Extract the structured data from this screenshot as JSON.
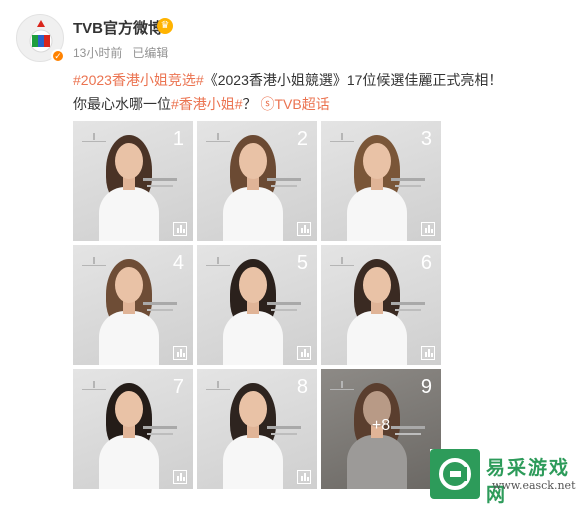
{
  "account": {
    "name": "TVB官方微博",
    "vip_icon": "vip-crown-icon",
    "verified_icon": "verified-icon"
  },
  "meta": {
    "time": "13小时前",
    "edited": "已编辑"
  },
  "post": {
    "hashtag1": "#2023香港小姐竞选#",
    "text1": "《2023香港小姐競選》17位候選佳麗正式亮相！你最心水哪一位",
    "hashtag2": "#香港小姐#",
    "text2": "？",
    "super_topic_icon": "super-topic-icon",
    "super_topic": "TVB超话"
  },
  "photos": [
    {
      "number": "1",
      "hair": "#4a3326"
    },
    {
      "number": "2",
      "hair": "#6b4a33"
    },
    {
      "number": "3",
      "hair": "#7a5638"
    },
    {
      "number": "4",
      "hair": "#6e4d36"
    },
    {
      "number": "5",
      "hair": "#2b211c"
    },
    {
      "number": "6",
      "hair": "#3a2a22"
    },
    {
      "number": "7",
      "hair": "#241c18"
    },
    {
      "number": "8",
      "hair": "#2e241f"
    },
    {
      "number": "9",
      "hair": "#5a3e2e"
    }
  ],
  "more_overlay": "+8",
  "watermark": {
    "name": "易采游戏网",
    "url": "www.easck.net"
  },
  "colors": {
    "hashtag": "#eb7350",
    "username": "#333333",
    "meta": "#939393",
    "watermark": "#2d9b5a"
  }
}
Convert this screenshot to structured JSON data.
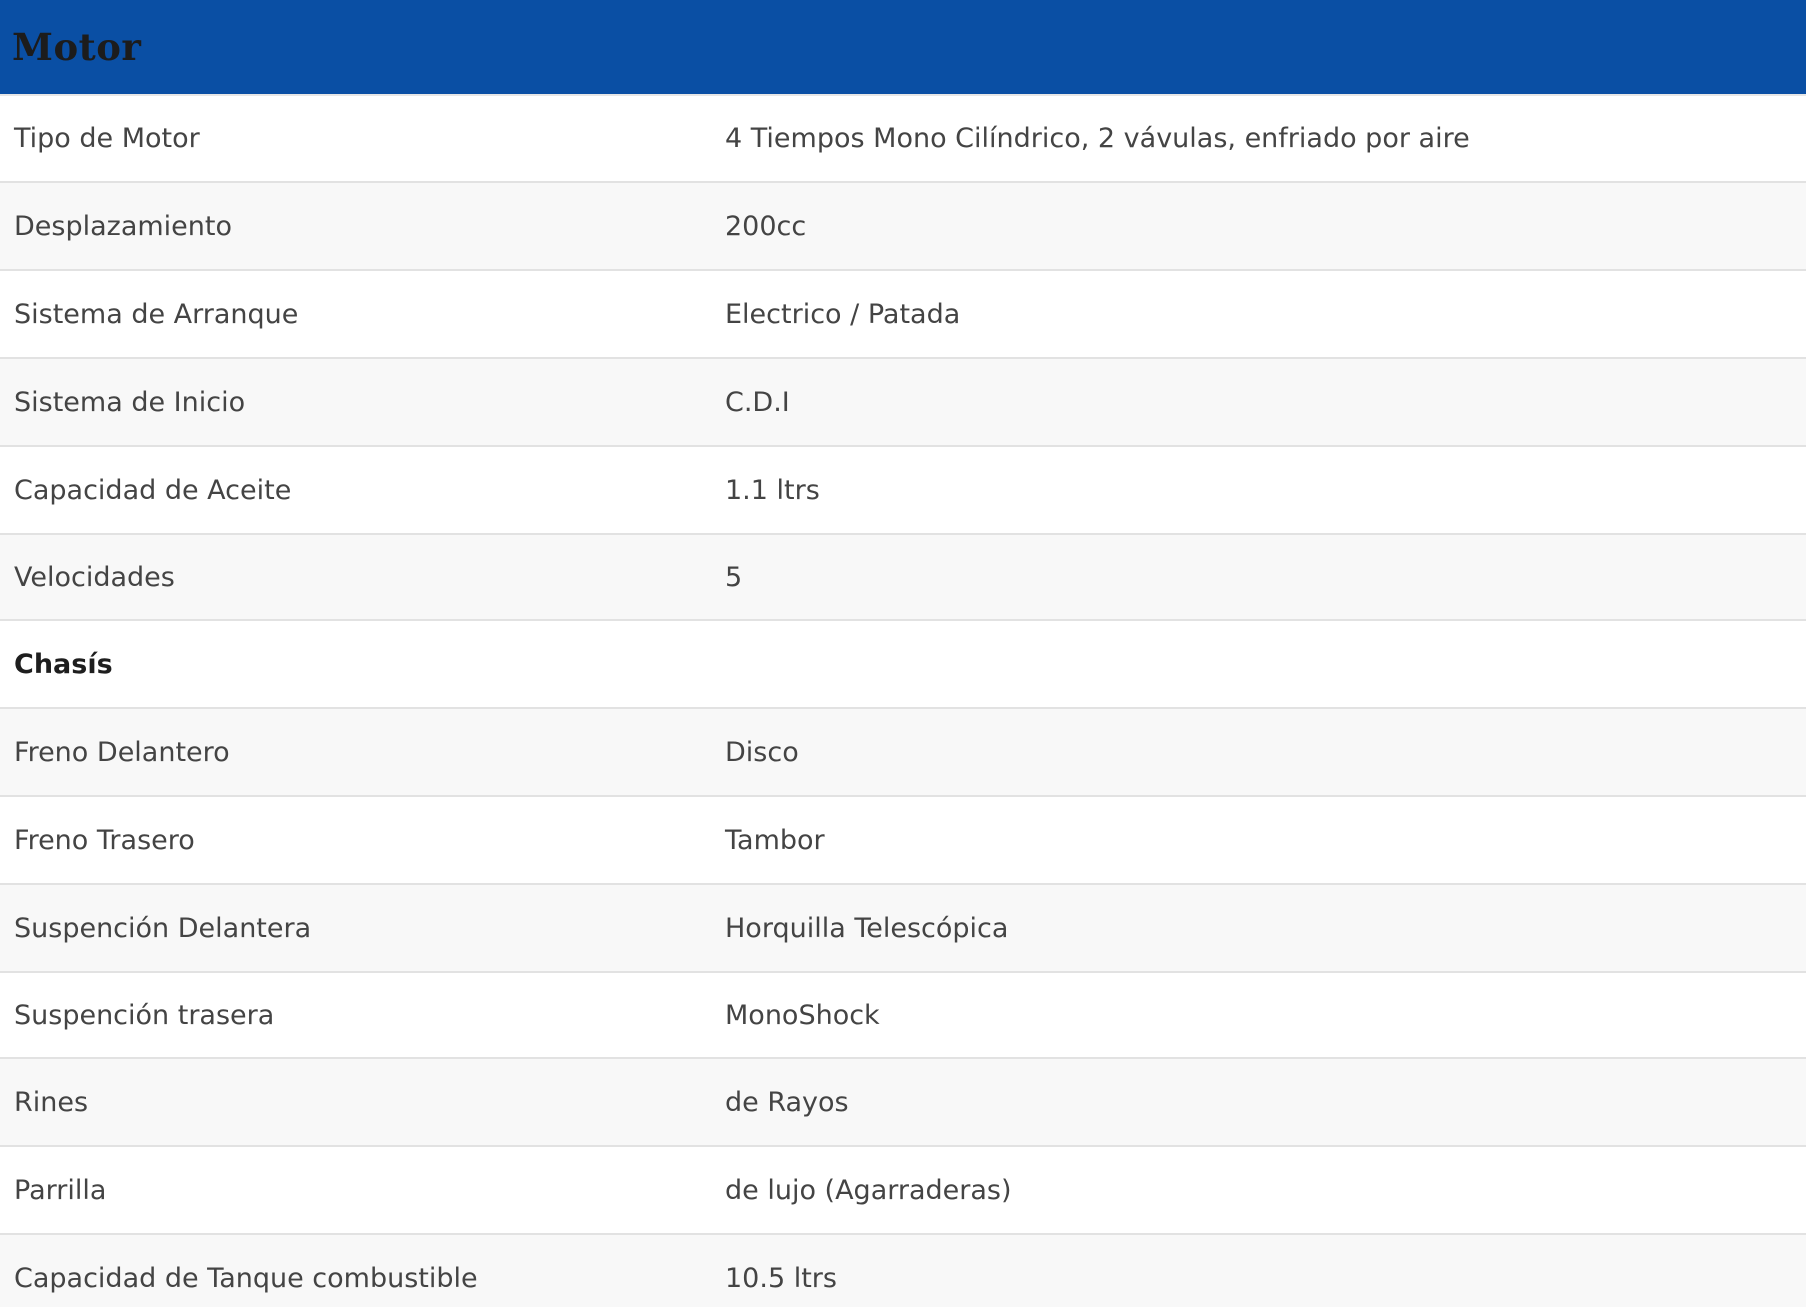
{
  "header": {
    "title": "Motor"
  },
  "rows": [
    {
      "label": "Tipo de Motor",
      "value": "4 Tiempos Mono Cilíndrico, 2 vávulas, enfriado por aire"
    },
    {
      "label": "Desplazamiento",
      "value": "200cc"
    },
    {
      "label": "Sistema de Arranque",
      "value": "Electrico / Patada"
    },
    {
      "label": "Sistema de Inicio",
      "value": "C.D.I"
    },
    {
      "label": "Capacidad de Aceite",
      "value": "1.1 ltrs"
    },
    {
      "label": "Velocidades",
      "value": "5"
    },
    {
      "label": "Chasís",
      "value": ""
    },
    {
      "label": "Freno Delantero",
      "value": "Disco"
    },
    {
      "label": "Freno Trasero",
      "value": "Tambor"
    },
    {
      "label": "Suspención Delantera",
      "value": "Horquilla Telescópica"
    },
    {
      "label": "Suspención trasera",
      "value": "MonoShock"
    },
    {
      "label": "Rines",
      "value": "de Rayos"
    },
    {
      "label": "Parrilla",
      "value": "de lujo (Agarraderas)"
    },
    {
      "label": "Capacidad de Tanque combustible",
      "value": "10.5 ltrs"
    }
  ]
}
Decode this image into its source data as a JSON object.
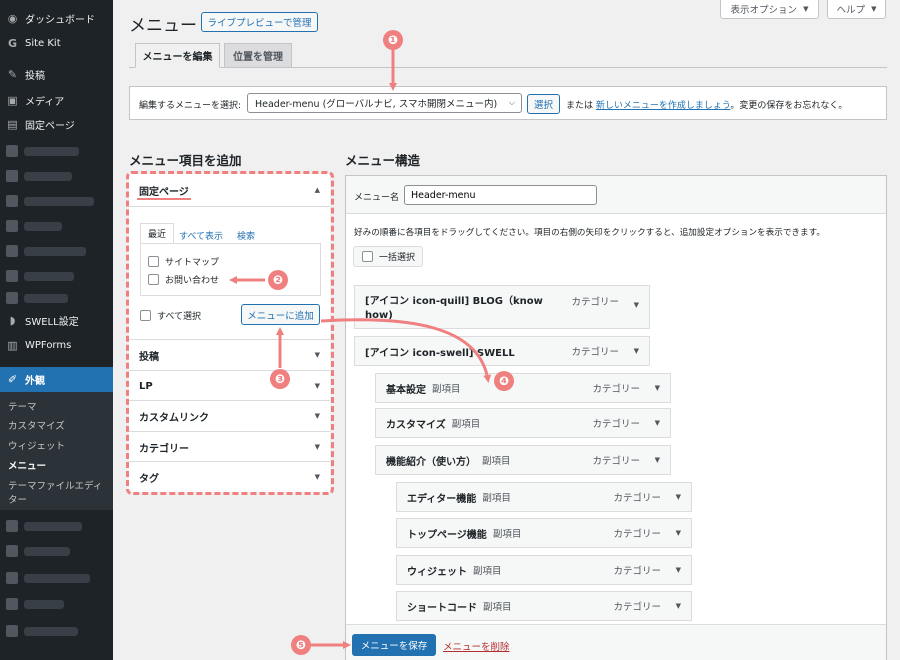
{
  "sidebar": {
    "items": [
      {
        "label": "ダッシュボード",
        "icon": "dashboard-icon"
      },
      {
        "label": "Site Kit",
        "icon": "google-icon"
      },
      {
        "label": "投稿",
        "icon": "pin-icon"
      },
      {
        "label": "メディア",
        "icon": "media-icon"
      },
      {
        "label": "固定ページ",
        "icon": "page-icon"
      },
      {
        "label": "SWELL設定",
        "icon": "swell-icon"
      },
      {
        "label": "WPForms",
        "icon": "wpforms-icon"
      },
      {
        "label": "外観",
        "icon": "brush-icon"
      }
    ],
    "submenu": [
      "テーマ",
      "カスタマイズ",
      "ウィジェット",
      "メニュー",
      "テーマファイルエディ",
      "ター"
    ]
  },
  "header": {
    "title": "メニュー",
    "live_preview": "ライブプレビューで管理",
    "screen_options": "表示オプション",
    "help": "ヘルプ"
  },
  "tabs": [
    "メニューを編集",
    "位置を管理"
  ],
  "select_menu": {
    "label": "編集するメニューを選択:",
    "value": "Header-menu (グローバルナビ, スマホ開閉メニュー内)",
    "button": "選択",
    "or_text": "または",
    "create_link": "新しいメニューを作成しましょう",
    "tail": "。変更の保存をお忘れなく。"
  },
  "add_items": {
    "heading": "メニュー項目を追加",
    "open_section": "固定ページ",
    "subtabs": [
      "最近",
      "すべて表示",
      "検索"
    ],
    "pages": [
      "サイトマップ",
      "お問い合わせ"
    ],
    "select_all": "すべて選択",
    "add_button": "メニューに追加",
    "sections": [
      "投稿",
      "LP",
      "カスタムリンク",
      "カテゴリー",
      "タグ"
    ]
  },
  "structure": {
    "heading": "メニュー構造",
    "name_label": "メニュー名",
    "name_value": "Header-menu",
    "instructions": "好みの順番に各項目をドラッグしてください。項目の右側の矢印をクリックすると、追加設定オプションを表示できます。",
    "bulk_select": "一括選択",
    "items": [
      {
        "title": "[アイコン icon-quill] BLOG（know",
        "title2": "how)",
        "sub": "",
        "type": "カテゴリー"
      },
      {
        "title": "[アイコン icon-swell] SWELL",
        "sub": "",
        "type": "カテゴリー"
      },
      {
        "title": "基本設定",
        "sub": "副項目",
        "type": "カテゴリー"
      },
      {
        "title": "カスタマイズ",
        "sub": "副項目",
        "type": "カテゴリー"
      },
      {
        "title": "機能紹介（使い方）",
        "sub": "副項目",
        "type": "カテゴリー"
      },
      {
        "title": "エディター機能",
        "sub": "副項目",
        "type": "カテゴリー"
      },
      {
        "title": "トップページ機能",
        "sub": "副項目",
        "type": "カテゴリー"
      },
      {
        "title": "ウィジェット",
        "sub": "副項目",
        "type": "カテゴリー"
      },
      {
        "title": "ショートコード",
        "sub": "副項目",
        "type": "カテゴリー"
      }
    ],
    "save_button": "メニューを保存",
    "delete_link": "メニューを削除"
  },
  "annotations": [
    "❶",
    "❷",
    "❸",
    "❹",
    "❺"
  ],
  "colors": {
    "accent": "#2271b1",
    "sidebar": "#1d2327",
    "annotation": "#f08080"
  }
}
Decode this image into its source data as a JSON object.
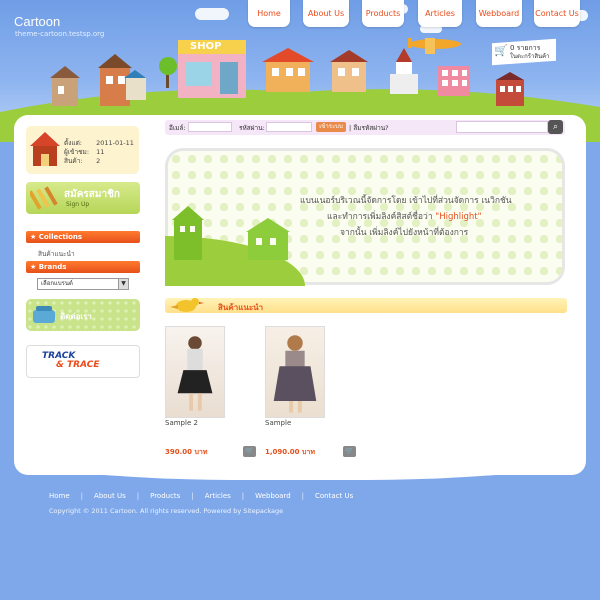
{
  "header": {
    "site_name": "Cartoon",
    "domain": "theme-cartoon.testsp.org",
    "shop_sign": "SHOP",
    "nav": [
      "Home",
      "About Us",
      "Products",
      "Articles",
      "Webboard",
      "Contact Us"
    ],
    "cart": {
      "count": "0 รายการ",
      "label": "ในตะกร้าสินค้า"
    }
  },
  "member": {
    "rows": [
      {
        "label": "ตั้งแต่:",
        "value": "2011-01-11"
      },
      {
        "label": "ผู้เข้าชม:",
        "value": "11"
      },
      {
        "label": "สินค้า:",
        "value": "2"
      }
    ]
  },
  "signup": {
    "title": "สมัครสมาชิก",
    "subtitle": "Sign Up"
  },
  "sidebar": {
    "collections_title": "Collections",
    "collection_link": "สินค้าแนะนำ",
    "brands_title": "Brands",
    "brand_select": "เลือกแบรนด์"
  },
  "contact": {
    "label": "ติดต่อเรา"
  },
  "track": {
    "line1": "TRACK",
    "line2": "& TRACE"
  },
  "login": {
    "email_label": "อีเมล์:",
    "password_label": "รหัสผ่าน:",
    "login_button": "เข้าระบบ",
    "forgot": "| ลืมรหัสผ่าน?"
  },
  "banner": {
    "line1": "แบนเนอร์บริเวณนี้จัดการโดย เข้าไปที่ส่วนจัดการ เนวิกชัน",
    "line2_prefix": "และทำการเพิ่มลิงค์สิสต์ชื่อว่า ",
    "line2_highlight": "\"Highlight\"",
    "line3": "จากนั้น เพิ่มลิงค์ไปยังหน้าที่ต้องการ"
  },
  "recommended": {
    "title": "สินค้าแนะนำ",
    "products": [
      {
        "name": "Sample 2",
        "price": "390.00 บาท"
      },
      {
        "name": "Sample",
        "price": "1,090.00 บาท"
      }
    ]
  },
  "footer": {
    "links": [
      "Home",
      "About Us",
      "Products",
      "Articles",
      "Webboard",
      "Contact Us"
    ],
    "copyright": "Copyright © 2011 Cartoon. All rights reserved. Powered by Sitepackage"
  }
}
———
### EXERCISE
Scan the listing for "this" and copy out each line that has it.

### WORKED SOLUTION
Extract the structured data from this screenshot as JSON.
Convert this screenshot to structured JSON data.
Decode this image into its source data as a JSON object.
Decode this image into its source data as a JSON object.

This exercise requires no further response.